most abundant cartilage type hyaline cartilage or gristle
articular cartilage- springy pods in joints hyaline cartilage
epiphyseal plates- (childhood) actively growing regions near the ends of long bones hyaline cartilage
like hyaline with more elastin fibers - found where stretching is important elastic cartilage (epiglottis and ear)
found where hyaline cartilage meets a ligament or tendon - provides strong support and withstands heavy pressure rows of chondrocytes alternate with rows of thick collagen fibers fibrocartilage (knee and intervertebral discs)
- support and protect body structures - bones have cavities for fat storage and synthesis of blood cells osseous tissue
- contains inorganic calcium salts in its matrix - osteoblasts produce the organic portion of the matrix - vascularized - osteocytes make lacunae to reside in osseous tissue
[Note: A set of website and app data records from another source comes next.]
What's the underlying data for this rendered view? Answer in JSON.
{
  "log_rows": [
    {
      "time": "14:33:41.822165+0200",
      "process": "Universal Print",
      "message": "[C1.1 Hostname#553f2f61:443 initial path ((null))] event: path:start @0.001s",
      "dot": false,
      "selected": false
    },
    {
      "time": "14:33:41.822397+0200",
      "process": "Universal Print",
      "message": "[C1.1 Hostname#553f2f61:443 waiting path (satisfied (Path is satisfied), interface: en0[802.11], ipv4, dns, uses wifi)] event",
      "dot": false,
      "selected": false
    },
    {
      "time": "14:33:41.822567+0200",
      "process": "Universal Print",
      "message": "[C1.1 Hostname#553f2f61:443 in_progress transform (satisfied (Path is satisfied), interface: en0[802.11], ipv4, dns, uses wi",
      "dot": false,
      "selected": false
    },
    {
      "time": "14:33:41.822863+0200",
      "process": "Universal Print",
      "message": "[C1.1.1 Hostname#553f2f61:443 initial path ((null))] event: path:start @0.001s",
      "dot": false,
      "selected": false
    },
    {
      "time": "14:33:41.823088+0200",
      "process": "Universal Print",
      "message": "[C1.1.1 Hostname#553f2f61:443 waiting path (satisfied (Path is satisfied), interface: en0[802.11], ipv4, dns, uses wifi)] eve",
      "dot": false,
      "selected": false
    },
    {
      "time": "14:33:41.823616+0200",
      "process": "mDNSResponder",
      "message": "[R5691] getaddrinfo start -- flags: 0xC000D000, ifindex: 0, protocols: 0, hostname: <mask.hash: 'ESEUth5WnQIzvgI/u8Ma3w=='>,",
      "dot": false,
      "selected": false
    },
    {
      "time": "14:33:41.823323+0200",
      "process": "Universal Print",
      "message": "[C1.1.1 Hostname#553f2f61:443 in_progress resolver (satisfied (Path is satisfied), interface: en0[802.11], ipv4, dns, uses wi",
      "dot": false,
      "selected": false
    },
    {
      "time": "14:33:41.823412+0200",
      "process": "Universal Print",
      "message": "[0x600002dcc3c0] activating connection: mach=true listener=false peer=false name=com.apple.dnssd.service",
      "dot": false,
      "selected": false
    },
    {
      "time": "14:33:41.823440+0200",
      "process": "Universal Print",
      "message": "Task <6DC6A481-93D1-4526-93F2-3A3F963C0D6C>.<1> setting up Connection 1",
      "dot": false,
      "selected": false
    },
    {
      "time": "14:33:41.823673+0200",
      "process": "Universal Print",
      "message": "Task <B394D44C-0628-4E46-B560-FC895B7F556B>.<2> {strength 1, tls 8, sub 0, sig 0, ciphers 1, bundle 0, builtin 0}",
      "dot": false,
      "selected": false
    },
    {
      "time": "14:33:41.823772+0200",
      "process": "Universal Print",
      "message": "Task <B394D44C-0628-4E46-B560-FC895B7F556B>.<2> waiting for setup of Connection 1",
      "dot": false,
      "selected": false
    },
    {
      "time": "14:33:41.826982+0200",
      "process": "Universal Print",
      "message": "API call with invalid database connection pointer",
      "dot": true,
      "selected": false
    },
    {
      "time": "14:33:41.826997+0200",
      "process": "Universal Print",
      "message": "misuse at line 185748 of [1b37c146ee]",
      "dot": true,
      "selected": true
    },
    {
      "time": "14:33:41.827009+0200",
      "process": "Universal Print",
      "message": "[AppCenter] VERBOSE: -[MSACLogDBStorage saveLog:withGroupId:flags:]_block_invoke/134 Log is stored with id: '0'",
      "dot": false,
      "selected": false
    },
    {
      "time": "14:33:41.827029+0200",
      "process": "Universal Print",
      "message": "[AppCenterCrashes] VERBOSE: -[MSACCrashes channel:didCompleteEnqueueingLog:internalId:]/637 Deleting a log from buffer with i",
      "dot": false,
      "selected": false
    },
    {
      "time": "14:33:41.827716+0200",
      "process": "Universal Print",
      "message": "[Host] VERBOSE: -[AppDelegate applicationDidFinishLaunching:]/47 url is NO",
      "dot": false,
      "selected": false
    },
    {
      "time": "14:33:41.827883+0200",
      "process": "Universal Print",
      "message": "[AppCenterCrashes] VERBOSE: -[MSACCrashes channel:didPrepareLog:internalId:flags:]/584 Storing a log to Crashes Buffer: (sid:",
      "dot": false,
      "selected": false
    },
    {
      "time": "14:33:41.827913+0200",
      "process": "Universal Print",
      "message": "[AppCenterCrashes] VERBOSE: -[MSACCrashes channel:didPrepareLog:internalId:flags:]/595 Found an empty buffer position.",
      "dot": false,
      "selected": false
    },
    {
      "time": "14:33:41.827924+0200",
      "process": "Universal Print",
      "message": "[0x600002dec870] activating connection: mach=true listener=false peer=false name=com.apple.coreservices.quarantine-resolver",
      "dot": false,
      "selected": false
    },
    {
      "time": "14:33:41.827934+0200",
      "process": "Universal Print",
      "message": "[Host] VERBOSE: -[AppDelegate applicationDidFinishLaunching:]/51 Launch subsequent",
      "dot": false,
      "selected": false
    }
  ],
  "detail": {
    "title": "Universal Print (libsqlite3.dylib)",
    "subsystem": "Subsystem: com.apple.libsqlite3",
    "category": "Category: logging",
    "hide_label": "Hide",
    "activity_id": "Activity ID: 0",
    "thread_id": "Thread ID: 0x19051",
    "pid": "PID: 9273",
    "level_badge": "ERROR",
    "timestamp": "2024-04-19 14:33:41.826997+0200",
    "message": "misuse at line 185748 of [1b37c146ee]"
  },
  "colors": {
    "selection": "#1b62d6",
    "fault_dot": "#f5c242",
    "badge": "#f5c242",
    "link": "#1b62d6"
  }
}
blood cells surrounded by blood plasma (matrix) - fibers become visible only during clotting - transport system for nutrients, wastes, gases blood
4 membrane types, what are they? cutaneous, mucous, serous, and synovial membrane
- skin - keratinized stratified squamous epithelium attached to thick dense irregular connective tissue cutaneous membrane
or mucosae - line body cavities that open to the exterior - moist membranes - the epithelial layer is underlain by a layer of loose connective tissue = lamina propria mucous membrane
or serosae - moist membranes found in closed ventral body cavities - named according to their site and specific organ associations - produces thin, clear serous fluid that lubricates the parietal and visceral layers serous membrane
- Consists of modified connective tissue - Produce hyaluronic acid for lubrication - modified connective tissue synovial membrane
Nervous tissue contains 2 major cell types, what are they? neurons & supporting cells
-specialized branching cells that generate and conduct nerve impulses neurons
-non-conducting cells that support, insulate, and protect neurons supporting cells
- highly cellular, well-vascularized - responsible for most body movements - possess myofilaments characteristic of muscular tissues
3 types of muscle tissue, what are they? cardiac, smooth, and skeletal muscle cell
or Striated Muscle - voluntary - flesh of the body - muscle fibers - long cylindrical cells with many nuclei and striations from myofilaments skeletal muscle
- found only in the heart - involuntary - striated, uninucleate - muscle fibers -branch with unique junctions called intercalated discs cardiac muscle
- found in the digestive tract, uterus - involuntary - spindle shaped cells without striations and a single nucleus smooth muscle
Created by: a.quimbaya1